You have the wrong thing, first off
The automatic gain control (AGC) on your existing microphone-board is not what you want here -- a sound level detector is going to get thrown off by the action of the AGC loop changing the gain all over the place as it tries to maintain a constant output level (what else would you expect from an AGC loop?). You might as well just get a cheap electret microphone, such as Sparkfun's, and use it directly in whatever circuit you put together.
Analog logarithms are the way to go here
One of the ground truths of modern, cheap ADCs, especially the ones provided on highly integrated systems, is that their dynamic range is limited by noise on the low end and the low supply voltage available on the high end. Furthermore, taking your logarithms digitally makes poor use of the ADC bits you have available to you -- small changes in signal at the low end cause a relatively large change in the log, but are hard for the ADC to distinguish due to its limited resolution.

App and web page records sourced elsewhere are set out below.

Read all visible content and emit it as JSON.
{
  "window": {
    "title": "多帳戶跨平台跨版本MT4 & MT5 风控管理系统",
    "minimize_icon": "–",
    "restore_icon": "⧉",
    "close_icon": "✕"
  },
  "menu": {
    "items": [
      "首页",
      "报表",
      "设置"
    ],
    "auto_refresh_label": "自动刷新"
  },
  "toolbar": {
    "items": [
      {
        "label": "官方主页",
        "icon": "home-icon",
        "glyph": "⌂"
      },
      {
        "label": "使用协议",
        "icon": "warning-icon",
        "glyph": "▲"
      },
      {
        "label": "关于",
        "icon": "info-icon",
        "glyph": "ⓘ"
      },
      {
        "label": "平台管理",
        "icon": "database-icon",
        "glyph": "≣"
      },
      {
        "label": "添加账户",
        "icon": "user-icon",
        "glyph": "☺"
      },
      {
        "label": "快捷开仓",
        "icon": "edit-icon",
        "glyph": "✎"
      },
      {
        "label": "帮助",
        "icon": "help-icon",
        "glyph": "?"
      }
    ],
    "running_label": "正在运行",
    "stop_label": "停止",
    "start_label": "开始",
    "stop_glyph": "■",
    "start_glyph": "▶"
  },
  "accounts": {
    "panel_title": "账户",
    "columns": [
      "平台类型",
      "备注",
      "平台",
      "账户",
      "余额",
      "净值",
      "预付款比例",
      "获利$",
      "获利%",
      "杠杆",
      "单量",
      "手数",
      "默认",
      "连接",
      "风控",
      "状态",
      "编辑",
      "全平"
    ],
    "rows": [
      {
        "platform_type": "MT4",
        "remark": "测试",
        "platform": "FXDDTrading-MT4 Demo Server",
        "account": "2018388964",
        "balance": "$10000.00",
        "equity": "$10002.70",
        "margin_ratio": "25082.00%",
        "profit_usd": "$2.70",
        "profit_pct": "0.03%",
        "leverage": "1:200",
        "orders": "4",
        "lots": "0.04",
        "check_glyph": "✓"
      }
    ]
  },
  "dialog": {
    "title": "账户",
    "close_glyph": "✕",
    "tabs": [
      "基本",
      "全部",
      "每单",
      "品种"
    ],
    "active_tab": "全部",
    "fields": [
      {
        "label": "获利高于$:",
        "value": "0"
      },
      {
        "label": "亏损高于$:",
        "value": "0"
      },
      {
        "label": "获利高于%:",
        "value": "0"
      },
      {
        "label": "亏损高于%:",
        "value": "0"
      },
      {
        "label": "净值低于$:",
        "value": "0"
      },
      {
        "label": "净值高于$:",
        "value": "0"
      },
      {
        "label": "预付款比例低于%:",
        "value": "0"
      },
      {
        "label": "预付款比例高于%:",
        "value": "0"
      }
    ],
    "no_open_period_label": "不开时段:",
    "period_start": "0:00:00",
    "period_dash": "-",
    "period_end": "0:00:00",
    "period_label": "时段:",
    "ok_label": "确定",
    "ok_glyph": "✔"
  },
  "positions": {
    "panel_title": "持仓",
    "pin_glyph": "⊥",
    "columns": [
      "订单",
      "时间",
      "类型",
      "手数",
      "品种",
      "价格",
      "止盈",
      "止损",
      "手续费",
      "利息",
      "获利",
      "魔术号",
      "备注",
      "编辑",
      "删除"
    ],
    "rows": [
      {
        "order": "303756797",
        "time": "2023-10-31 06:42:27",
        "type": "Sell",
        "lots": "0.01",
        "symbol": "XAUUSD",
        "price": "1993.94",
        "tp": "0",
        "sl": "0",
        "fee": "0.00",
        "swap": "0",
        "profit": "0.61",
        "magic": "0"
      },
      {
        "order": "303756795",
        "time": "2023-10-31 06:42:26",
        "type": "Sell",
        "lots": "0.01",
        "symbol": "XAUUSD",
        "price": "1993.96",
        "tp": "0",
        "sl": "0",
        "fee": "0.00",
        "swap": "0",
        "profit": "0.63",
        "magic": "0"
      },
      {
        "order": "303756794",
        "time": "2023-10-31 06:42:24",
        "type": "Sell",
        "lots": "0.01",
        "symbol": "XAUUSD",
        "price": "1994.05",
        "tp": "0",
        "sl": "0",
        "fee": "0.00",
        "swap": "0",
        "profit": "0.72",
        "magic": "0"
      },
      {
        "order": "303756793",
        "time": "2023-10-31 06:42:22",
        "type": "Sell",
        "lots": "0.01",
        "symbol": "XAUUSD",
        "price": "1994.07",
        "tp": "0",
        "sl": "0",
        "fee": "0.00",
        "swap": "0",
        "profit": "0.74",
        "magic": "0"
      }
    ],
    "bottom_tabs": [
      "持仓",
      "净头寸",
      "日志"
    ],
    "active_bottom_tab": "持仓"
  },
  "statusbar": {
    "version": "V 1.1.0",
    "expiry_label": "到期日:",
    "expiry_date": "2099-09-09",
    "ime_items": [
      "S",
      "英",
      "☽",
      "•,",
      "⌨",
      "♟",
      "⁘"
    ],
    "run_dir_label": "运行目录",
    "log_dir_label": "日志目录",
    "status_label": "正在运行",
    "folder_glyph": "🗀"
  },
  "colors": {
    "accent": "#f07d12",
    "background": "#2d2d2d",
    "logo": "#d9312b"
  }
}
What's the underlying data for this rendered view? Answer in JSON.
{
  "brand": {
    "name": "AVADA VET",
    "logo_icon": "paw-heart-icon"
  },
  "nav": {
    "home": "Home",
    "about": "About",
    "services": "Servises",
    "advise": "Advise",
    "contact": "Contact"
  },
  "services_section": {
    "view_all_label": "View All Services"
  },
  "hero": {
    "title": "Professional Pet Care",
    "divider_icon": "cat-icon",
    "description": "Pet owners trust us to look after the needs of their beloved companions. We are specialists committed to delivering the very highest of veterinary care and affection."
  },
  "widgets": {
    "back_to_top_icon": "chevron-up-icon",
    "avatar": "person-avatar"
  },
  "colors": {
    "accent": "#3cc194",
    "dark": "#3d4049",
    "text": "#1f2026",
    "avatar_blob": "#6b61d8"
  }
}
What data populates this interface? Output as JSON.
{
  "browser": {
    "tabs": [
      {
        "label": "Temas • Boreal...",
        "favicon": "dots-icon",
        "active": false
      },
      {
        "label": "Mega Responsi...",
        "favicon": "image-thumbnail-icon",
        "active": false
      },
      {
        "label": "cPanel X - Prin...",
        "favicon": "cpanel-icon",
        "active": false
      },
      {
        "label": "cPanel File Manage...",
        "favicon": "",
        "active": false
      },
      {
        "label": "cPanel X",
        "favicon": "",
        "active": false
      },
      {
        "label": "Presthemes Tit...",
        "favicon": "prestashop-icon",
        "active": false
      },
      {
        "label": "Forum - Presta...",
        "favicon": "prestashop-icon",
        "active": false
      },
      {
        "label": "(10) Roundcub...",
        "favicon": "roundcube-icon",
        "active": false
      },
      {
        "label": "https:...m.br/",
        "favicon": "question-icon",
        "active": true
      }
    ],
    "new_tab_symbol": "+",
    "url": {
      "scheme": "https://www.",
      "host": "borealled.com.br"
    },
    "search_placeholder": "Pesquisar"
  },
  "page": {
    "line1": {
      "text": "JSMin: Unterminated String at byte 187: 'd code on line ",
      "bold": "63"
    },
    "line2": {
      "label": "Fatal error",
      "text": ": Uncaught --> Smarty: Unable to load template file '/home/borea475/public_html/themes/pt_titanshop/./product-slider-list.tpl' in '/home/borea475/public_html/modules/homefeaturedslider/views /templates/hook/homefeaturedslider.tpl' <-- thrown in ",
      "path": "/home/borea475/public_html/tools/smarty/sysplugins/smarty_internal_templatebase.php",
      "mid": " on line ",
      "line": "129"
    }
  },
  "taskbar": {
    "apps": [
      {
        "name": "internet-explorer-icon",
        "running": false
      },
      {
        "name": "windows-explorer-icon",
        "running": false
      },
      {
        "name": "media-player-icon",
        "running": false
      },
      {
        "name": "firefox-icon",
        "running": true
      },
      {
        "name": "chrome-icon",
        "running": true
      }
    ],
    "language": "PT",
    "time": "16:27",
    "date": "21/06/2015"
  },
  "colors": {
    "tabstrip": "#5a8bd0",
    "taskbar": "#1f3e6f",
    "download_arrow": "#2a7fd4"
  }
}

As a result of all this, I'd use a linear-in-dB RMS-DC converter chip to convert your sound input to dBs, then feed that detected "control voltage" to your ADC for measurement purposes. Thankfully, this isn't hard -- the RMS-DC converter from a THAT4316 runs happily off 3.3 or 5VDC, and is simple to apply -- an example circuit using it, the Sparkfun electret mic linked above, and the LT1678 low noise dual op amp is shown below.
simulate this circuit – Schematic created using CircuitLab
OA1A, R5, and R6 are a single-supply, gain = 100 noninverting amplifier serving as a mic preamp with its input biased to the midpoint of the supply range by R2, which also biases the mic. The gain was chosen because the THAT4316 has a minimum input level of 100nA, or 100uV with the resistor chosen, and with the 5mV/Pa sensitivity of the mic chosen, we only get 1uV from the mic for a 30dB input. C5 and R1 AC couple the audio signal to U1 and convert it to a current, respectively, while C2 is the RMS-DC timing capacitor. R3, R4, and OA1B gain up the +/-300mV output swing from U1 to better match the ADC's input range. C1, C3, C4, and C6 provide supply decoupling of various sorts.
Note that C2 and C5 should be film capacitors (not ceramic, electrolytic, or tantalum), and R1, R3, R4, R5, and R6 should be 1% or better resistors, preferably thin film or metal film as they lack excess noise. Also, C3 should connected directly between pin 8 of U1 and the grounded end of C2 -- this keeps current spikes from U1's RMS-DC converter from messing up the rest of the circuit's operation. Finally, if you can't get a LT1678, you'll want to pay attention to the output swing -- you need a part that can pull within a couple hundred mV or so of the negative rail, in addition to running off of a single 3.3V supply with a decent common mode range, and being quiet -- the LT1678 can pull off 4.4nV/root-Hz voltage noise at 10Hz, and with the low Zin (dominated by R2) and the resistor values chosen (tip: Rg dominates Rf when it comes to noise calculations), we are op-amp limited on noise here, albeit not by much.
The resulting signal is a voltage swinging from nearly 0V to nearly 3.3V, with a linear-in-dB transfer function -- the THAT4316's RMS-DC converter has the nice property that the output is 6mV per dB of input level.